→ **Instructions to follow**:
Copy every line of the listing that holds the string "change".

→ **Data to process**:
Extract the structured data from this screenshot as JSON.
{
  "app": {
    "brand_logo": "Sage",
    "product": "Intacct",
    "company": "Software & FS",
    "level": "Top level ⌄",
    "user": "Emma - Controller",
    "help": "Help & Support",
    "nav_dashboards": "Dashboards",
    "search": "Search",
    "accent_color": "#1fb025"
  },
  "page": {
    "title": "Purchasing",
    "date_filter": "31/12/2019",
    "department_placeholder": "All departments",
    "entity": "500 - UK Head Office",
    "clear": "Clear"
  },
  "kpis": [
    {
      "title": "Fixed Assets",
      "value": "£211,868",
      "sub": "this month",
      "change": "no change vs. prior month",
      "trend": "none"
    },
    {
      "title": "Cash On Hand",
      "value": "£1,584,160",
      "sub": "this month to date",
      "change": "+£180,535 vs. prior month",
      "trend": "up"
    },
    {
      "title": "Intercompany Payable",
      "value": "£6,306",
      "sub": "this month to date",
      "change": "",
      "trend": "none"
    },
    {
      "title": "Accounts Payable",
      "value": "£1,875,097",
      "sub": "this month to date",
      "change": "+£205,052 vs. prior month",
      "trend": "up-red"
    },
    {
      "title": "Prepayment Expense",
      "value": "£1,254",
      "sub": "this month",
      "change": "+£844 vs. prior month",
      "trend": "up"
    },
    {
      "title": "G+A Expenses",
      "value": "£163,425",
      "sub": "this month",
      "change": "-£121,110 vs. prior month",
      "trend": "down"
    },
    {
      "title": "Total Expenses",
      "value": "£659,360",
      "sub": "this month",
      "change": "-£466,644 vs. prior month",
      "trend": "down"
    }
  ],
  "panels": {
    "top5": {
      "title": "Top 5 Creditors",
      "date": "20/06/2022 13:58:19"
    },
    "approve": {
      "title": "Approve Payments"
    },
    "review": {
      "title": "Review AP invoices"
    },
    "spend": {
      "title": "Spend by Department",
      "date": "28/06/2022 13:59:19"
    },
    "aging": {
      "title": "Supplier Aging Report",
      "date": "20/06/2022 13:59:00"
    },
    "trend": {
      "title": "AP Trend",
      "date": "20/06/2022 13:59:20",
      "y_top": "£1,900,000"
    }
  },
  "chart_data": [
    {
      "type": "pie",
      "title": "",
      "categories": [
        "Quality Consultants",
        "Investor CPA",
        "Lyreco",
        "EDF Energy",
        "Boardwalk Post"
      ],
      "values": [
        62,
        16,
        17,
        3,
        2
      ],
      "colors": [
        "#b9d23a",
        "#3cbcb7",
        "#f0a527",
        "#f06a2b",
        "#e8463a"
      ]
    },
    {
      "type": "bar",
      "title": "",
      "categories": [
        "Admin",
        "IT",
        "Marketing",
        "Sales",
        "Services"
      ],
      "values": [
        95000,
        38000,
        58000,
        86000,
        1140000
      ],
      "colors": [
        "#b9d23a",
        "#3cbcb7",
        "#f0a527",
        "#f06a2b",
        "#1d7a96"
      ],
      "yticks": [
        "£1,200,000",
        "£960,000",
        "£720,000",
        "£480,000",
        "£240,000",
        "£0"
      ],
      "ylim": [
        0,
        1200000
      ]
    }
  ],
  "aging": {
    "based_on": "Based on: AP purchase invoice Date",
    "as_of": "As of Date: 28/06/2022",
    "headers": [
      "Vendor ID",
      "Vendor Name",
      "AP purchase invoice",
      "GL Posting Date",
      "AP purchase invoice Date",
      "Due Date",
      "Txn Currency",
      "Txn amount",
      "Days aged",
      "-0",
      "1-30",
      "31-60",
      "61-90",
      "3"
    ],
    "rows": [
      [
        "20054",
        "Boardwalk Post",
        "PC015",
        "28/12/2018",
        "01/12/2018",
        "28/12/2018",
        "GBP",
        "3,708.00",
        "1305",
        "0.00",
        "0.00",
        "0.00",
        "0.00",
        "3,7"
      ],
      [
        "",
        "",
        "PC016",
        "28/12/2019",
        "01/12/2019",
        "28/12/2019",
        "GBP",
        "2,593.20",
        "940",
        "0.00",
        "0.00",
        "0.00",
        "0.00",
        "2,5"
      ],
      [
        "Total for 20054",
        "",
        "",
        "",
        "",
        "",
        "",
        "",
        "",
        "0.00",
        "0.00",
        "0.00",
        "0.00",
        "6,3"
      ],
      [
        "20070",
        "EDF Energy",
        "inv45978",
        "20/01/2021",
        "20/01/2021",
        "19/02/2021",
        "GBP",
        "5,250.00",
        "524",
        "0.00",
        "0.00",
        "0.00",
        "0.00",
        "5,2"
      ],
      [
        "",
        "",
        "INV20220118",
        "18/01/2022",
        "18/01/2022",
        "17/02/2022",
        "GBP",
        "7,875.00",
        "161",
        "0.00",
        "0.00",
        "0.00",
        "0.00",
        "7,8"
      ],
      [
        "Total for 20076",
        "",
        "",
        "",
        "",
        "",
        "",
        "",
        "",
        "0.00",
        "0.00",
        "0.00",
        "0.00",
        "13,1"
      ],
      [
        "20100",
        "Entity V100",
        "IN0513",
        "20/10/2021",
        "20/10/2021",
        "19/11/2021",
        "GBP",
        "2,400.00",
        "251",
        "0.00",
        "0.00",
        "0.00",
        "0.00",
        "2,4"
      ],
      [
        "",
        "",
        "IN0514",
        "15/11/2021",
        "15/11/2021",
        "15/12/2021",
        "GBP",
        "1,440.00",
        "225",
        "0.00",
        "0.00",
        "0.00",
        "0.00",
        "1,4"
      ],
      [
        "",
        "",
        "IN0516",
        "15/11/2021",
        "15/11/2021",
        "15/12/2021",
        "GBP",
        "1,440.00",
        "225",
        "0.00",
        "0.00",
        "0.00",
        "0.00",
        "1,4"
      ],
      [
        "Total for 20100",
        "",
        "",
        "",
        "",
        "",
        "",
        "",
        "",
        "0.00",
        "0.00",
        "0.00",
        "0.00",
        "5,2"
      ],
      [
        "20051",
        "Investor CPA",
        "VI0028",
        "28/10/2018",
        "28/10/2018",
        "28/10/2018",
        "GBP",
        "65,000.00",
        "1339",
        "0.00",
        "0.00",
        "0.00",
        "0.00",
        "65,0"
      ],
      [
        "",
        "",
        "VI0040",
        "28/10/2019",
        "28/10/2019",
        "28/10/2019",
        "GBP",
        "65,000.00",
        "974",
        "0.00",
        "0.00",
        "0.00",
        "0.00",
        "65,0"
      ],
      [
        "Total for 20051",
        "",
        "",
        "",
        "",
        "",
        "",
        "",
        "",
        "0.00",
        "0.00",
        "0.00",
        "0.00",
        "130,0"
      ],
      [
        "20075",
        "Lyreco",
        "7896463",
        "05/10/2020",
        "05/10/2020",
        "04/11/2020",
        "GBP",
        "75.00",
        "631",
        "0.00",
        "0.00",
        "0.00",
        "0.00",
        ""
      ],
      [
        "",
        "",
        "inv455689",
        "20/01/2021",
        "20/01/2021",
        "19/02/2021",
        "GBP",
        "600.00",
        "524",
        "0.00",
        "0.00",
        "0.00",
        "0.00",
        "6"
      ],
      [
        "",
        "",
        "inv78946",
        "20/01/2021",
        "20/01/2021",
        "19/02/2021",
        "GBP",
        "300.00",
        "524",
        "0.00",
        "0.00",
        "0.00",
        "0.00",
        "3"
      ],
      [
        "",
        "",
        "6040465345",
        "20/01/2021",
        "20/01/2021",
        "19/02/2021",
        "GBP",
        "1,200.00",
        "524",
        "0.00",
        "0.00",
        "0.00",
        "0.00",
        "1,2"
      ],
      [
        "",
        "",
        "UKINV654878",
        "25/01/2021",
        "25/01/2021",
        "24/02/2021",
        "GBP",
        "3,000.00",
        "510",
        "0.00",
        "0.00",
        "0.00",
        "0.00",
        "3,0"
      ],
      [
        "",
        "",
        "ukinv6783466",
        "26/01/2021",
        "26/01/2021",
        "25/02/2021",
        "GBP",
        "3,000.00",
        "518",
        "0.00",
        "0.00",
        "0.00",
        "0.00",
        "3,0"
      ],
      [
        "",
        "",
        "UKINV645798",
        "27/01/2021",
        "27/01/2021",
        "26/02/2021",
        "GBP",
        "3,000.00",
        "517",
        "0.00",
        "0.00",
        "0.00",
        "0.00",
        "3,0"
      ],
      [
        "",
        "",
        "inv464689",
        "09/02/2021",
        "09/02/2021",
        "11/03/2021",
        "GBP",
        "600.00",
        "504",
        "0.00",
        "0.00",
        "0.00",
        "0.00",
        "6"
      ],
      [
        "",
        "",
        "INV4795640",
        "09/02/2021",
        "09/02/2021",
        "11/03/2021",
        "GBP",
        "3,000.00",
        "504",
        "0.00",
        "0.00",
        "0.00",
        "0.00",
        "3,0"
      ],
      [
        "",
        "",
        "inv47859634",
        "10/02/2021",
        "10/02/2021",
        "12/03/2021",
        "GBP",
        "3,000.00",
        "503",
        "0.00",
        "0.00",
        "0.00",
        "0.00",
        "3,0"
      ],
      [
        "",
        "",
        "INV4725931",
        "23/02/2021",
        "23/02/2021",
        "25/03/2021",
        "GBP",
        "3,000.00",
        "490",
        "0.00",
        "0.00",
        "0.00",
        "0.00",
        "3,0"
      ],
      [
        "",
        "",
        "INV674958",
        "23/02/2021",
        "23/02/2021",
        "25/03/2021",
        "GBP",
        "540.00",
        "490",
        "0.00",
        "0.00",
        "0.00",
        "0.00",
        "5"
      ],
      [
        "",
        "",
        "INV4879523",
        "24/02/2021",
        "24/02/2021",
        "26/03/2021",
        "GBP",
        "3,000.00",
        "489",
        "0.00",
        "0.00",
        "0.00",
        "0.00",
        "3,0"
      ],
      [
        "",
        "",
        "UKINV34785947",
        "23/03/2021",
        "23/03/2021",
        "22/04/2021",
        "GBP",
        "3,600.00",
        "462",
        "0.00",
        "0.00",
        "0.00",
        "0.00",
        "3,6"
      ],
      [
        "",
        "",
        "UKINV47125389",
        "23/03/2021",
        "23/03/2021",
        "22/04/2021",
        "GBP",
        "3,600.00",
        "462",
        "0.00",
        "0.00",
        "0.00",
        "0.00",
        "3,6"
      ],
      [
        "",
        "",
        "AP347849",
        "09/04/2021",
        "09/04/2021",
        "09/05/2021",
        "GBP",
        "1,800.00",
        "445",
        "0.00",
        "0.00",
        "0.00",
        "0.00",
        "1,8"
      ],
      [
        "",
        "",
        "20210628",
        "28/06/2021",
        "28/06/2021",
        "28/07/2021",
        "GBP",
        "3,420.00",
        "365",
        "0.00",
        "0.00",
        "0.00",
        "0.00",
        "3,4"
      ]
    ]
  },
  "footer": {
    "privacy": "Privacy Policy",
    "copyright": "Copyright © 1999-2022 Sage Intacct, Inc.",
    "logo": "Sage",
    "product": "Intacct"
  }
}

→ **Task output**:
      "change": "no change vs. prior month",
      "change": "+£180,535 vs. prior month",
      "change": "",
      "change": "+£205,052 vs. prior month",
      "change": "+£844 vs. prior month",
      "change": "-£121,110 vs. prior month",
      "change": "-£466,644 vs. prior month",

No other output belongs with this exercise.